Thus, "Fahrenheit 911" shall embolden the enemies of US-style liberal democracy and liberty by showing the internal division, lack of cohesion, and general pusilanimousness of its proponents in the face of the threat from the forces that call for, and act upon, its annihilation. This will serve nicely to inspire more anti-"American-imperialist" jihad and precipitate the Nuclear Suitcase Time-Bomb Show that's coming to a city near you.

Too bad you might not be around to see if it surpasses those vaunted "Fahrenheit 911" box office records.

(Salvador, Bahia, BRAZIL)


© Port Whitman Times 2004

Folowing is a letter received in answer to Henry Francisco's article on Gay Marriage, which can be read at


The reader answers as follows:

While Senõr Francisco writes in a most commonsensical, homespun and ostensibly persuasive manner, many of his premises are only superficially presented and thus, easily rebutted.

Ergo, I, proffer MY esteemed, and final word on this most important polemic engorging our societal dialogue.

Sr. Francisco opines thus: "At least, in a monogamous relationship, the threat of disease is alleviated, and couples have more time to address their lives to the more important pursuits."

"What this whole gay marriage spat is about, when you get right down to it, is Health Coverage, i.e., whether one's "partner" gay or not, has a right to be covered by the employer of the other..."

Whoa... whoa... whoa there, Francisco!

The "in a monogamous [read: homosexual monogamous] relationship threat of disease is alleviated" statement is baldly ERRONEOUS. Actually, the threat of disease to those that participate in anal sex is greatly INCREASED.

Don¹t think so??? Talk to any proctologist or urologist. Unprotected, penile-rectal sex promotes the risk of many other diseases in addition to the commonly known STDs. Serious and expensive to treat maladies such as, anal hemorrhoids and other rectal diseases, urinary tract infections, prostatitis (chronic and acute), etc. are all much more possible [read: probable] when one engages in anal sexual activity.

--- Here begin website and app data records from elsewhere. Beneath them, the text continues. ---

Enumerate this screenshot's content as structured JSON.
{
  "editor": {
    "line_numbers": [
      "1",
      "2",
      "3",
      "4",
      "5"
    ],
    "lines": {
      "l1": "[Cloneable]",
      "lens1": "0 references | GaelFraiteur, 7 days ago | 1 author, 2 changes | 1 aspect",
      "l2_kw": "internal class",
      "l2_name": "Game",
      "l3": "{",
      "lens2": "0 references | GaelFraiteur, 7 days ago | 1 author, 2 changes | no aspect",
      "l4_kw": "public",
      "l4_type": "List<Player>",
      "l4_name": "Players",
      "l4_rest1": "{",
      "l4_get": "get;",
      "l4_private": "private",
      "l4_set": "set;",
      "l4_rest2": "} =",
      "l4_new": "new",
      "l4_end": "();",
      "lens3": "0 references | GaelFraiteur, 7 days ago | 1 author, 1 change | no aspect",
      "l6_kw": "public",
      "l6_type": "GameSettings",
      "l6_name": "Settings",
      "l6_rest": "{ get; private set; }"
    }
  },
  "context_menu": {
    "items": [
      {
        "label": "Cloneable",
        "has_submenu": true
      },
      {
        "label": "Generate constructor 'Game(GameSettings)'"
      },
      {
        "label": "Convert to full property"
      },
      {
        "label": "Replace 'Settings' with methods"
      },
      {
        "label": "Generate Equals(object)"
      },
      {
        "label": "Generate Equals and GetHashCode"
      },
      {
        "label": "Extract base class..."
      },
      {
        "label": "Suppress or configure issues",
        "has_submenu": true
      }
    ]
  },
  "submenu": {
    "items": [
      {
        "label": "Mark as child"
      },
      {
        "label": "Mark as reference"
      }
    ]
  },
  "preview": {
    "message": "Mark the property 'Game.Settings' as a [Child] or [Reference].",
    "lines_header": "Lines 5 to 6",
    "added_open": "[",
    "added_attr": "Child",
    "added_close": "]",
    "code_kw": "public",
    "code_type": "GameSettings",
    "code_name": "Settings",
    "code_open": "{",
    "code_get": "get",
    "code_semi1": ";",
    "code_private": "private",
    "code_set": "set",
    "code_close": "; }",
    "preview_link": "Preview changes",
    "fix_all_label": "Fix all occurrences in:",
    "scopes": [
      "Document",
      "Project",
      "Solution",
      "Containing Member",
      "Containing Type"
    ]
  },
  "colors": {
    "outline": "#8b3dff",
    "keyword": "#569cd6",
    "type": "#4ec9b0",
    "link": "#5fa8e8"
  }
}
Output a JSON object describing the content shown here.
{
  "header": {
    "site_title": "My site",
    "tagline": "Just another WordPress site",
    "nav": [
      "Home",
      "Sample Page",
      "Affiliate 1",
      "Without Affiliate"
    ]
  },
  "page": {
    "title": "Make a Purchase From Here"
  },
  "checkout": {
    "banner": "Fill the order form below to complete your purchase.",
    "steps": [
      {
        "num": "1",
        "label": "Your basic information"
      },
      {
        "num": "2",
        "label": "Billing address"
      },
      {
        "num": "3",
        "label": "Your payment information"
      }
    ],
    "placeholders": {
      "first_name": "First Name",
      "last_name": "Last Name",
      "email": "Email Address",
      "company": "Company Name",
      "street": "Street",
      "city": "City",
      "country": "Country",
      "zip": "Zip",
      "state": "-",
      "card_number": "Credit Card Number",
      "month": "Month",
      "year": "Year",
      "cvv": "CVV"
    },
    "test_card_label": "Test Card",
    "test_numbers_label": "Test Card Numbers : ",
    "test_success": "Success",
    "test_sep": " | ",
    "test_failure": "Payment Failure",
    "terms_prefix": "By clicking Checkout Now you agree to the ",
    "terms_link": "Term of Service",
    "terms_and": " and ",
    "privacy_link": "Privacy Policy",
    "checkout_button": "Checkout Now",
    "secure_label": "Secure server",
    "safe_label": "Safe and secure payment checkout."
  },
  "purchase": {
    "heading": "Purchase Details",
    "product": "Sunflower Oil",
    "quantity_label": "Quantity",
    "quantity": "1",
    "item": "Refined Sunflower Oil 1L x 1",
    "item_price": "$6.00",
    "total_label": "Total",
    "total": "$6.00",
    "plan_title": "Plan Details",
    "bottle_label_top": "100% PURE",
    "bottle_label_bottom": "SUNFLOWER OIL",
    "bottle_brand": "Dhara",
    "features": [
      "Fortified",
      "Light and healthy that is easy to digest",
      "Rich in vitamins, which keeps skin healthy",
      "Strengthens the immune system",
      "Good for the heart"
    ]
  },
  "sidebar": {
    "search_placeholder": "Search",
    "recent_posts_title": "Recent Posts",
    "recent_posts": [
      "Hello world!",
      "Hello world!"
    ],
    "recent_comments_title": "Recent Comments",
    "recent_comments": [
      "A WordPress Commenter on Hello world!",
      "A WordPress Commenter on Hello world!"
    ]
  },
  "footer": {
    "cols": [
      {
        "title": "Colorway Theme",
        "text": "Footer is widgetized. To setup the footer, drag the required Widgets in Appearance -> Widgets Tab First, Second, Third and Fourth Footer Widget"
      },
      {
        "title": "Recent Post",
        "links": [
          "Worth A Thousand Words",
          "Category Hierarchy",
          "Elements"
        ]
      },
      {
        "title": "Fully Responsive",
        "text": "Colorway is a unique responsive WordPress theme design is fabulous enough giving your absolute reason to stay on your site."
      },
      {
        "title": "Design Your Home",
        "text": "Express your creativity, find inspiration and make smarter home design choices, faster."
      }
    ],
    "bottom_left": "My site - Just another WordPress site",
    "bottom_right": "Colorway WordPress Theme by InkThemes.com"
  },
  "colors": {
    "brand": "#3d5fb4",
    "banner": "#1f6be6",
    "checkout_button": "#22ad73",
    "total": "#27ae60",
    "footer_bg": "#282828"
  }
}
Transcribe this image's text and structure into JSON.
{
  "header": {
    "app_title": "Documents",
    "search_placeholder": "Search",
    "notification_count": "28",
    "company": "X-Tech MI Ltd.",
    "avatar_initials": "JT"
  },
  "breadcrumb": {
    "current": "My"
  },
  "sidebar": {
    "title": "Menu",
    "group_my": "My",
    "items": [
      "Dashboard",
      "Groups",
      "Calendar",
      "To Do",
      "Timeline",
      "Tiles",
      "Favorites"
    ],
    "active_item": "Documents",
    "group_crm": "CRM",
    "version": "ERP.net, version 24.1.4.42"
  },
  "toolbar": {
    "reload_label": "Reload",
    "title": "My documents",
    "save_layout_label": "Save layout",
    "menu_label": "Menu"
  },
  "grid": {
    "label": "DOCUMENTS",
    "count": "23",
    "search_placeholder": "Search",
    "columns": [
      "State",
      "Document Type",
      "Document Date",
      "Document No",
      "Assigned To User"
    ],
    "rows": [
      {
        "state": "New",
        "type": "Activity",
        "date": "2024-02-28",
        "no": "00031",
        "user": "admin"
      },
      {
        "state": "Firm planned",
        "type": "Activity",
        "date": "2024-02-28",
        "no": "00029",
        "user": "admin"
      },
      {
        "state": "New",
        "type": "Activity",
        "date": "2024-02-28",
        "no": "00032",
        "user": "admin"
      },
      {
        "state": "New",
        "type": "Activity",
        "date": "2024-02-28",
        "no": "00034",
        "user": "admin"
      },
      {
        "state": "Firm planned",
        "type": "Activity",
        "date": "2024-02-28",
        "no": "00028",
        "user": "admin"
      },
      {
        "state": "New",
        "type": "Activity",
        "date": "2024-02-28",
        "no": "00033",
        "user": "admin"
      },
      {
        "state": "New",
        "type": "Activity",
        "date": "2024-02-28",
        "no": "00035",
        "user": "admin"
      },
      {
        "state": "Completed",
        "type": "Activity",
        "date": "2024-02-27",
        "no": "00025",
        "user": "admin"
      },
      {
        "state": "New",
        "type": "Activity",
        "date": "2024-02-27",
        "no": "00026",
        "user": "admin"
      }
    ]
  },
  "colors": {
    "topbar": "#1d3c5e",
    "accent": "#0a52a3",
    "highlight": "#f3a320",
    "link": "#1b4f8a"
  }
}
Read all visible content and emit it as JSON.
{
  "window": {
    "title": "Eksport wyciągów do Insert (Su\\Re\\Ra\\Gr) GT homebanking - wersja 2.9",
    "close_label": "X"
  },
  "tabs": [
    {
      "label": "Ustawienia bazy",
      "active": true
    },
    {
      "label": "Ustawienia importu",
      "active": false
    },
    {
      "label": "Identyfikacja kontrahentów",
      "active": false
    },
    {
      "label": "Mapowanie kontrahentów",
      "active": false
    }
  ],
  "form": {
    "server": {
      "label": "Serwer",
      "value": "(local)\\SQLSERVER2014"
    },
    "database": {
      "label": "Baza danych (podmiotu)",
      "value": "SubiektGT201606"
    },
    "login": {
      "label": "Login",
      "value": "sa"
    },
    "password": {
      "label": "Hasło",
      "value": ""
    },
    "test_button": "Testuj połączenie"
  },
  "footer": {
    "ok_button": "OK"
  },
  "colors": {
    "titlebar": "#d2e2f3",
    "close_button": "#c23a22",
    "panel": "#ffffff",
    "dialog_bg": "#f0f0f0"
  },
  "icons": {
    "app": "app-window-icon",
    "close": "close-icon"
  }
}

Let¹s face it... a monogamous, male homosexual marriage is very much about NOT using condoms, and thus the risk of the above mentioned diseases is hardly "alleviated," but rather greatly increased.

Okay... so if the "whole gay marriage spat is about.... health coverage" then I resoundingly vote NO, NO, NO!

Why should employers be forced to cover those that knowingly engage in this risky behavior? Why should the taxpayers foot the bill? Why should the state encourage this behavior by conferring a marriage license upon those that engage in it?

If that¹s what now constitutes liberal "open-mindedness"